◆ INSTRUCTIONS FOR THE TASK
Each record should be given again exactly, and any picture in it left out.
(TASK INPUTS)
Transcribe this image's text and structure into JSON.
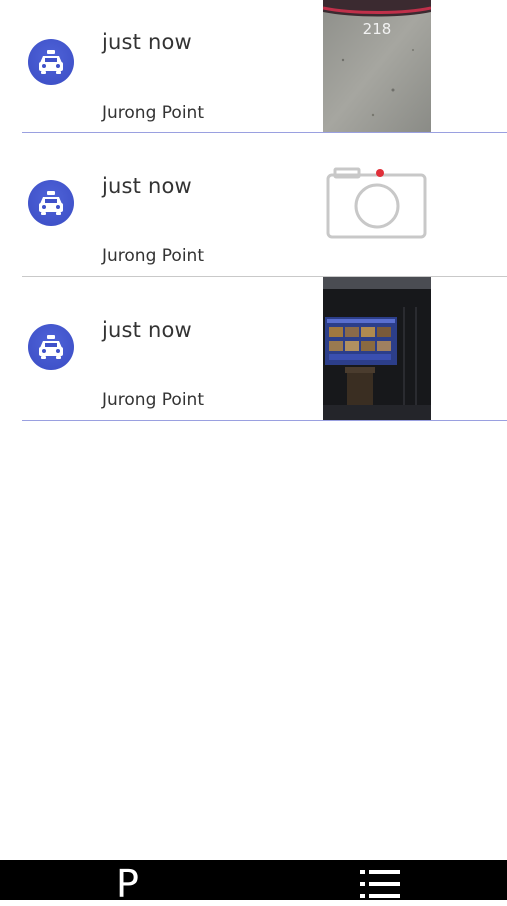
{
  "records": [
    {
      "time": "just now",
      "location": "Jurong Point",
      "thumbnail": "photo-parking-lot",
      "thumb_label": "218"
    },
    {
      "time": "just now",
      "location": "Jurong Point",
      "thumbnail": "camera-placeholder-icon"
    },
    {
      "time": "just now",
      "location": "Jurong Point",
      "thumbnail": "photo-display-screen"
    }
  ],
  "tabbar": {
    "left_tab_label": "P",
    "right_tab_icon": "list-icon"
  },
  "colors": {
    "avatar": "#3f51c9",
    "divider": "#9aa0e0",
    "tabbar": "#000000"
  }
}
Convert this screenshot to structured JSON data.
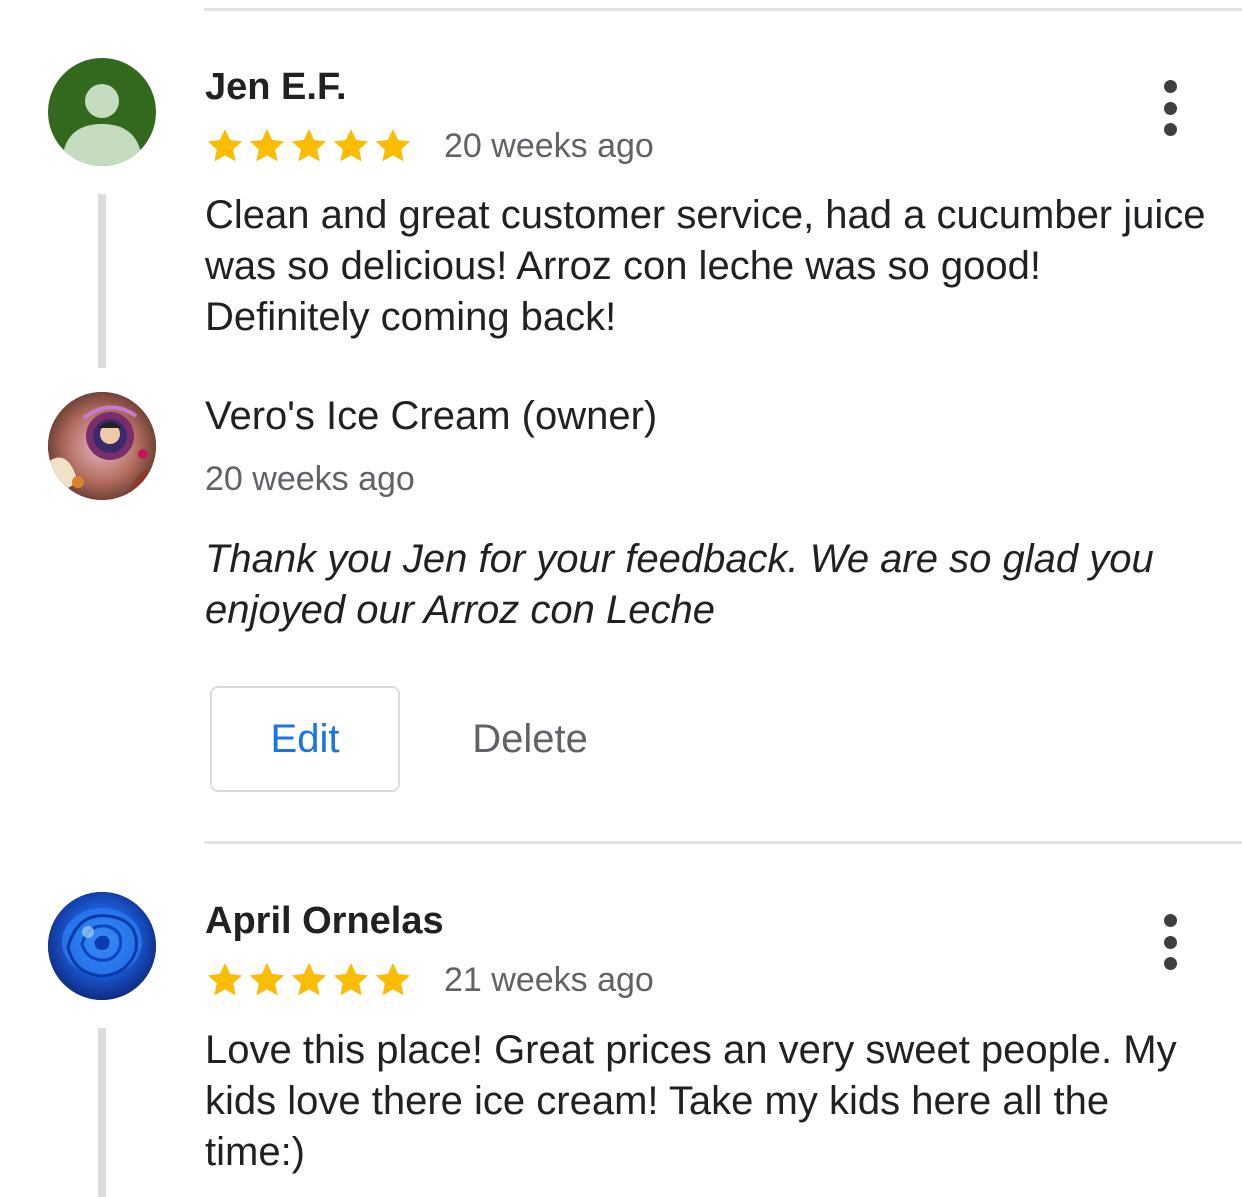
{
  "reviews": [
    {
      "author": "Jen E.F.",
      "avatar_icon": "person-icon",
      "avatar_color": "#33691e",
      "stars": 5,
      "time": "20 weeks ago",
      "text": "Clean and great customer service, had a cucumber juice was so delicious! Arroz con leche was so good! Definitely coming back!",
      "owner_reply": {
        "author": "Vero's Ice Cream (owner)",
        "time": "20 weeks ago",
        "text": "Thank you Jen for your feedback. We are so glad you enjoyed our Arroz con Leche",
        "actions": {
          "edit_label": "Edit",
          "delete_label": "Delete"
        }
      }
    },
    {
      "author": "April Ornelas",
      "avatar_icon": "blue-rose-photo",
      "stars": 5,
      "time": "21 weeks ago",
      "text": "Love this place! Great prices an very sweet people. My kids love there ice cream! Take my kids here all the time:)"
    }
  ],
  "colors": {
    "star": "#fbbc04",
    "link": "#1a73e8",
    "secondary_text": "#5f6368"
  },
  "icons": {
    "more": "more-vert-icon",
    "star": "star-icon"
  }
}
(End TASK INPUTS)
◆ WRITTEN REPLY
Transcribe this image's text and structure into JSON.
{
  "records": [
    {
      "time": "just now",
      "location": "Jurong Point",
      "thumbnail": "photo-parking-lot",
      "thumb_label": "218"
    },
    {
      "time": "just now",
      "location": "Jurong Point",
      "thumbnail": "camera-placeholder-icon"
    },
    {
      "time": "just now",
      "location": "Jurong Point",
      "thumbnail": "photo-display-screen"
    }
  ],
  "tabbar": {
    "left_tab_label": "P",
    "right_tab_icon": "list-icon"
  },
  "colors": {
    "avatar": "#3f51c9",
    "divider": "#9aa0e0",
    "tabbar": "#000000"
  }
}
Convert this screenshot to structured JSON data.
{
  "reviews": [
    {
      "author": "Jen E.F.",
      "avatar_icon": "person-icon",
      "avatar_color": "#33691e",
      "stars": 5,
      "time": "20 weeks ago",
      "text": "Clean and great customer service, had a cucumber juice was so delicious! Arroz con leche was so good! Definitely coming back!",
      "owner_reply": {
        "author": "Vero's Ice Cream (owner)",
        "time": "20 weeks ago",
        "text": "Thank you Jen for your feedback. We are so glad you enjoyed our Arroz con Leche",
        "actions": {
          "edit_label": "Edit",
          "delete_label": "Delete"
        }
      }
    },
    {
      "author": "April Ornelas",
      "avatar_icon": "blue-rose-photo",
      "stars": 5,
      "time": "21 weeks ago",
      "text": "Love this place! Great prices an very sweet people. My kids love there ice cream! Take my kids here all the time:)"
    }
  ],
  "colors": {
    "star": "#fbbc04",
    "link": "#1a73e8",
    "secondary_text": "#5f6368"
  },
  "icons": {
    "more": "more-vert-icon",
    "star": "star-icon"
  }
}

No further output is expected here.